A hand hygiene behavior questionnaire and environmental survey were conducted regarding the mobile X-ray system used in the emergency room. As a result, among a total of 22 radiological technologists at this hospital who replied to the questionnaire, 18 wore disposable gloves when performing X-ray imaging using the mobile system. Among those 18, 11 were found to touch computed radiology (CR) consoles and HIS/RIS terminals while still wearing the gloves, thus creating the potential for spreading pathogens to other medical equipment and systems. According to the results of an environmental survey of the emergency imaging preparation room, the highest levels of bacteria were detected on CR consoles and HIS/RIS terminals. A possible reason for this is that these locations are not wiped down and cleaned as a part of routine cleaning and disinfection protocols, thus demonstrating the importance of cleaning and disinfection. Hand hygiene by medical personnel and appropriate cleaning and disinfecting of the working environment are important for preventing the spread of nosocomial infections. Radiological technologists are also required to take effective measures against infections in consideration of the high frequency of contact with both infected patients and patients susceptible to infections.

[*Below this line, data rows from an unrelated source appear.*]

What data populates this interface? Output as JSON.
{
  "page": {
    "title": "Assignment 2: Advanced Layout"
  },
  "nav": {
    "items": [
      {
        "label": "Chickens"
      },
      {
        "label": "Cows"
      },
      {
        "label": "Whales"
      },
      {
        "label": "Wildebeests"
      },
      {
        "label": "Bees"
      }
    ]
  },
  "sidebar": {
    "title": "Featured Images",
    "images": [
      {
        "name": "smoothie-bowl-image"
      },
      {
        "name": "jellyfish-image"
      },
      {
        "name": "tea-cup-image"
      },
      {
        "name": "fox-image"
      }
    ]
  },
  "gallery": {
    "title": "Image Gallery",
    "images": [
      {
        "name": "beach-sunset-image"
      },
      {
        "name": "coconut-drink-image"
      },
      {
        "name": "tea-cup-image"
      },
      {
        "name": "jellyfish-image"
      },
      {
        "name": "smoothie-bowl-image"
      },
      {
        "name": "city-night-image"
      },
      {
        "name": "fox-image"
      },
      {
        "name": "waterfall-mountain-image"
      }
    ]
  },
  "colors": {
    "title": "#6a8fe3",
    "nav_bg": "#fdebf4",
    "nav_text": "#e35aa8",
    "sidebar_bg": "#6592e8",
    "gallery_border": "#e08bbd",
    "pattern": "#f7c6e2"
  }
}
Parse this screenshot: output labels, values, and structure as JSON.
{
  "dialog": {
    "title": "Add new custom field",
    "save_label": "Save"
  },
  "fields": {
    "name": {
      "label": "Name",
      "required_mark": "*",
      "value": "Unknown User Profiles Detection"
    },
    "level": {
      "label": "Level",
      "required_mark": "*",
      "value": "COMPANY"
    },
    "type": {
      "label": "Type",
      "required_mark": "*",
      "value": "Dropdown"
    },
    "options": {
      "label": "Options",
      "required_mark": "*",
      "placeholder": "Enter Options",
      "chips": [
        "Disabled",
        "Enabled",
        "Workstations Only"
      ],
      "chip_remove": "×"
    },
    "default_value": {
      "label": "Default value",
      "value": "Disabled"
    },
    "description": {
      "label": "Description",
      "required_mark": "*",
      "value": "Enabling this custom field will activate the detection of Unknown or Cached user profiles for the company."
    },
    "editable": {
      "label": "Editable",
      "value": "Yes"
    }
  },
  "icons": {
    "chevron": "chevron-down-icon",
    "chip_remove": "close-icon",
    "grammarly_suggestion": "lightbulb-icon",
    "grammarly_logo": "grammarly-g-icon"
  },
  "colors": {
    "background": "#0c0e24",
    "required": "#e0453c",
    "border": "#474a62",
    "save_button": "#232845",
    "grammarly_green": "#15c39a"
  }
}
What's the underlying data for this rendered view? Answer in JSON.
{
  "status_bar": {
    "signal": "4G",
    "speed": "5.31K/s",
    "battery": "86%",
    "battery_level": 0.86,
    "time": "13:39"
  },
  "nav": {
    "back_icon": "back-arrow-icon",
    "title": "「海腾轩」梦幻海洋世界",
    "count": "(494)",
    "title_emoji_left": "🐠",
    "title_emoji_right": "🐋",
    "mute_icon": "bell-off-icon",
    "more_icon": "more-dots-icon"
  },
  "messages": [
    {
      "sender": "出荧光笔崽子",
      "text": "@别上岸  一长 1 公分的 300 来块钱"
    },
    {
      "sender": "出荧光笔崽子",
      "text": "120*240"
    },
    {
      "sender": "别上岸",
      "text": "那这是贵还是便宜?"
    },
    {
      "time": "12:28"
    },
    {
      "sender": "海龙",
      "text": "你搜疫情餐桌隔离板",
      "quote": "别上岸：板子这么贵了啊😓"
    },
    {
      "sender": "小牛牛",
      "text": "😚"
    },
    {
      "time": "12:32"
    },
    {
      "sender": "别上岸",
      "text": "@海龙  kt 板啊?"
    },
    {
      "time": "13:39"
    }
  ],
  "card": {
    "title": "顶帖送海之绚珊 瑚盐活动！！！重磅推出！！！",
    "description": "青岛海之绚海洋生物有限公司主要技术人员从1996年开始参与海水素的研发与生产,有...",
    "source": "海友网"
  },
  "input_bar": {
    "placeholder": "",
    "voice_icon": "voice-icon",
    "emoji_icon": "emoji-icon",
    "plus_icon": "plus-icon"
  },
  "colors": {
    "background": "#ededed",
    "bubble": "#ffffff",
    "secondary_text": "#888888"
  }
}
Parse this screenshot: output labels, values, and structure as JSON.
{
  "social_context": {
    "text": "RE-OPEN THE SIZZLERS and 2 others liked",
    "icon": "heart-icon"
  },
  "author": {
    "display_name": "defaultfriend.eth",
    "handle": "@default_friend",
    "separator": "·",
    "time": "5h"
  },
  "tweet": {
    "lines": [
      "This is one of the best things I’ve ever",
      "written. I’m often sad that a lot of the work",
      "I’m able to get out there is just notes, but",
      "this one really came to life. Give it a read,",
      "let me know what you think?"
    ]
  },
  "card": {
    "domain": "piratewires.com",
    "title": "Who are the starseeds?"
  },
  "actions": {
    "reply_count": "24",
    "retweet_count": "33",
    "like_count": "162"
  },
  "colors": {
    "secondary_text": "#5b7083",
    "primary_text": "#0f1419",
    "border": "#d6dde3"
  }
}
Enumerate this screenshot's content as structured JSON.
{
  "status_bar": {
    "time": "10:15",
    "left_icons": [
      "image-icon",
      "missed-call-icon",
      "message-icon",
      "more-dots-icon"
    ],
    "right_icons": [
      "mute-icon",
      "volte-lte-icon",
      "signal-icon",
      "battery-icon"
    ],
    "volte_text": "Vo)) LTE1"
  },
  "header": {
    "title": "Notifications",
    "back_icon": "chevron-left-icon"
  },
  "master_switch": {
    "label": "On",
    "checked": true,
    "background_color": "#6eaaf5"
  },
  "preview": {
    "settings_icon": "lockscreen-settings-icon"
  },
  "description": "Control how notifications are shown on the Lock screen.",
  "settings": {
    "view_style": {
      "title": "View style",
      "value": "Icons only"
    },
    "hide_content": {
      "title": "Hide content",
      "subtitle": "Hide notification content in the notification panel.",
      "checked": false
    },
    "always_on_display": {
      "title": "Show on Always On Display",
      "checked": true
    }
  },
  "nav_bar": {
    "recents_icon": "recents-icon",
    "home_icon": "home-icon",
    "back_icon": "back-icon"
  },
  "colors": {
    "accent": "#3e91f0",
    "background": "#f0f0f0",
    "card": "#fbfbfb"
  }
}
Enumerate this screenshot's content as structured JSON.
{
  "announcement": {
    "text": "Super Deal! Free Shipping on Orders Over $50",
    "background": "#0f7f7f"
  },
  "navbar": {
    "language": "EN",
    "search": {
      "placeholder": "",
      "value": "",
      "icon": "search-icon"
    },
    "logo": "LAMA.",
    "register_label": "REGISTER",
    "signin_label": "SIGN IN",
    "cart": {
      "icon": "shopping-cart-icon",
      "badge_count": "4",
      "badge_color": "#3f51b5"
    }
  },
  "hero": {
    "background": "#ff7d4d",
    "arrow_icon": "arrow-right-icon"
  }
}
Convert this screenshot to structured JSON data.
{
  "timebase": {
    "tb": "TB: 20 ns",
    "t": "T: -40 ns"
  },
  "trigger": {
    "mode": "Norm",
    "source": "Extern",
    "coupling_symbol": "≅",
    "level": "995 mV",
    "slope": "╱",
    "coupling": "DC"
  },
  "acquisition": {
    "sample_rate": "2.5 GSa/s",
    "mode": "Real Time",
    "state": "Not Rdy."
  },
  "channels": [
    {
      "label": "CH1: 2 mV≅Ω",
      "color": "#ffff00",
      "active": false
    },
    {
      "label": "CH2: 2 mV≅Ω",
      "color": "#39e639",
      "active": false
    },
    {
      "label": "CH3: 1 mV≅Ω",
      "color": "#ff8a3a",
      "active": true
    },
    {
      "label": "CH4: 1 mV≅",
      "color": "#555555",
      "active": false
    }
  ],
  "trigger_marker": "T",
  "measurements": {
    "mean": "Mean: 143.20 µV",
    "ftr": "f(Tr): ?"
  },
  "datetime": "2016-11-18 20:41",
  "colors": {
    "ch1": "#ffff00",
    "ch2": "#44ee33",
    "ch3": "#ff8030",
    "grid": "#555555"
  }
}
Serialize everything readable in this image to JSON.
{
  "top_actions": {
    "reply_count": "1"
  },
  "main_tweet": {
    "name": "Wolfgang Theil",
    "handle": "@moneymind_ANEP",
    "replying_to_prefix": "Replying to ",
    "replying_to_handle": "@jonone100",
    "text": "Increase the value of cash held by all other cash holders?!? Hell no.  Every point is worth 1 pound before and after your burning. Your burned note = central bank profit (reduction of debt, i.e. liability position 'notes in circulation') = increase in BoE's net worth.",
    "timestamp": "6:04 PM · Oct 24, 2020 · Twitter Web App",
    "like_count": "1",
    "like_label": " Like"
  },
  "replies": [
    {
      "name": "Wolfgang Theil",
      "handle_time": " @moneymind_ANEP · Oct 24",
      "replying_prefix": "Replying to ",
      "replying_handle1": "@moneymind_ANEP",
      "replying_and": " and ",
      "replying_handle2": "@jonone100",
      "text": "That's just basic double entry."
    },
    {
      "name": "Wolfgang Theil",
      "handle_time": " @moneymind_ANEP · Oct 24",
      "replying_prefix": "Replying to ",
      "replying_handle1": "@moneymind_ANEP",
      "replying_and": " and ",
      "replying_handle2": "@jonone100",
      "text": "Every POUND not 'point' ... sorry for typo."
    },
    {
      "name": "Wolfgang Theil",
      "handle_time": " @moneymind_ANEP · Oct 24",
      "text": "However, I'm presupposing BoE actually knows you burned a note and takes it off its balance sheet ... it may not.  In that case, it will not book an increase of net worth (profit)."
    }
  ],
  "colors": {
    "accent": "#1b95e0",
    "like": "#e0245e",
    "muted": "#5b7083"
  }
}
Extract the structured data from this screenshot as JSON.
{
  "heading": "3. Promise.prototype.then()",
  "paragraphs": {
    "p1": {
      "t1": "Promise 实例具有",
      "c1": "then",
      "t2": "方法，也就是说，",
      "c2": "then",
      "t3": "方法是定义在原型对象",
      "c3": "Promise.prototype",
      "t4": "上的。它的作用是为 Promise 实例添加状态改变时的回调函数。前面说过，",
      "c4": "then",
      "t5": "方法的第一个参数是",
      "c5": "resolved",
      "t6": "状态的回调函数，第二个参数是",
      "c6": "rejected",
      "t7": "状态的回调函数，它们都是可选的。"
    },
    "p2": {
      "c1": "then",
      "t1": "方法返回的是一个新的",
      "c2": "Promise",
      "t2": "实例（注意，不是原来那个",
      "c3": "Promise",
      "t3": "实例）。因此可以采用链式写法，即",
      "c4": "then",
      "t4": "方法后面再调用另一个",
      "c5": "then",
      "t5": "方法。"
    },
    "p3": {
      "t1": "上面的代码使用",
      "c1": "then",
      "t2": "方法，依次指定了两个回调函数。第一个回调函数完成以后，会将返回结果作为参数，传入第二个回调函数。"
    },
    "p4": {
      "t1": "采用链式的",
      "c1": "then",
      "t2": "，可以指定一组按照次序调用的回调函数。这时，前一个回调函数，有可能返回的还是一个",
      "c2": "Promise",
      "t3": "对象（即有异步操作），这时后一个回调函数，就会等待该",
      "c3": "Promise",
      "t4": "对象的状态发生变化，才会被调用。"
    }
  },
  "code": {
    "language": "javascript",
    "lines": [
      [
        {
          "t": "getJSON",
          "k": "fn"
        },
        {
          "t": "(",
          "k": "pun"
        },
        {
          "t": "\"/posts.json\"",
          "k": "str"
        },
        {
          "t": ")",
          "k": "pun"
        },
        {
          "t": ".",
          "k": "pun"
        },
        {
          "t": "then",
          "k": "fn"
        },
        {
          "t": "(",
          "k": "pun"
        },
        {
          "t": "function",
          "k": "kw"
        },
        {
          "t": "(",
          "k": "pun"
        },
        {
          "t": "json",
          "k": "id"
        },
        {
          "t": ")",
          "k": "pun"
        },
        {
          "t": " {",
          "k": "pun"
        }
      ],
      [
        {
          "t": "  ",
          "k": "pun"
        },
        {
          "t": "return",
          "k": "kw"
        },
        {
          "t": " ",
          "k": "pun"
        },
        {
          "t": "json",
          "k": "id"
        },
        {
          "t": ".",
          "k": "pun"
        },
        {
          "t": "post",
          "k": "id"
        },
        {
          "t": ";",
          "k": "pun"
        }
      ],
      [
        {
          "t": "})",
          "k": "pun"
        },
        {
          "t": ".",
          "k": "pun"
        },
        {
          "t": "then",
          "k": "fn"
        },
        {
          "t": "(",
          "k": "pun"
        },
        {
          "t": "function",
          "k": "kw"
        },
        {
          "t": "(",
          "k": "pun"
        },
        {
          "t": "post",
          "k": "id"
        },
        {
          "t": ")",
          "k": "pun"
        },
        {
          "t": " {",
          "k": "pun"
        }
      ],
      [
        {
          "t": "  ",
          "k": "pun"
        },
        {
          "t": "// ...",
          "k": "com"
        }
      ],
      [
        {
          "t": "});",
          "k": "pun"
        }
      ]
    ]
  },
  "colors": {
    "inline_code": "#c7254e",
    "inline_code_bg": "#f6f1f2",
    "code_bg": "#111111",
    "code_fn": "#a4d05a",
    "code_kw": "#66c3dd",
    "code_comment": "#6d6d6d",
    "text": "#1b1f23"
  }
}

Color and monochromatic liquid crystal displays (LCDs) were compared in terms of eyestrain by using a new method that uses Landolt rings for a visual perceptional test. In this method, the difference of the nearest distances to distinguish Landolt rings between before and after the usage of LCD monitors was used as the index of eyestrain. When the nearest distance for distinguishing Landolt rings increased, the eyestrain was considered to be severe. A total of 11 observers (2 physicians and 9 radiological technologists) participated to this observer study. In the observer study, the TG18-QC pattern, a standard clinical image of 400 images, and JESRA X-0093 were observed using color and monochromatic LCD monitors for approximately 30 minutes. In addition to the observer study, the noise power spectrum (NPS) of the color and the monochromatic monitors were measured using the NS2002 method. The ratio of the nearest distance after 30 minutes of reading and that of before reading was larger when the color LCD monitor was used than when the monochromatic LCD monitor was used (p<0.05), and thus, the monochromatic LCD monitor was considered to be superior to the color LCD monitor in terms of the degree of eyestrain during image readings. In conclusion, comparing the nearest point for distinguishing Landolt rings measured before and after readings can be used to evaluate eyestrain in diagnostic radiology.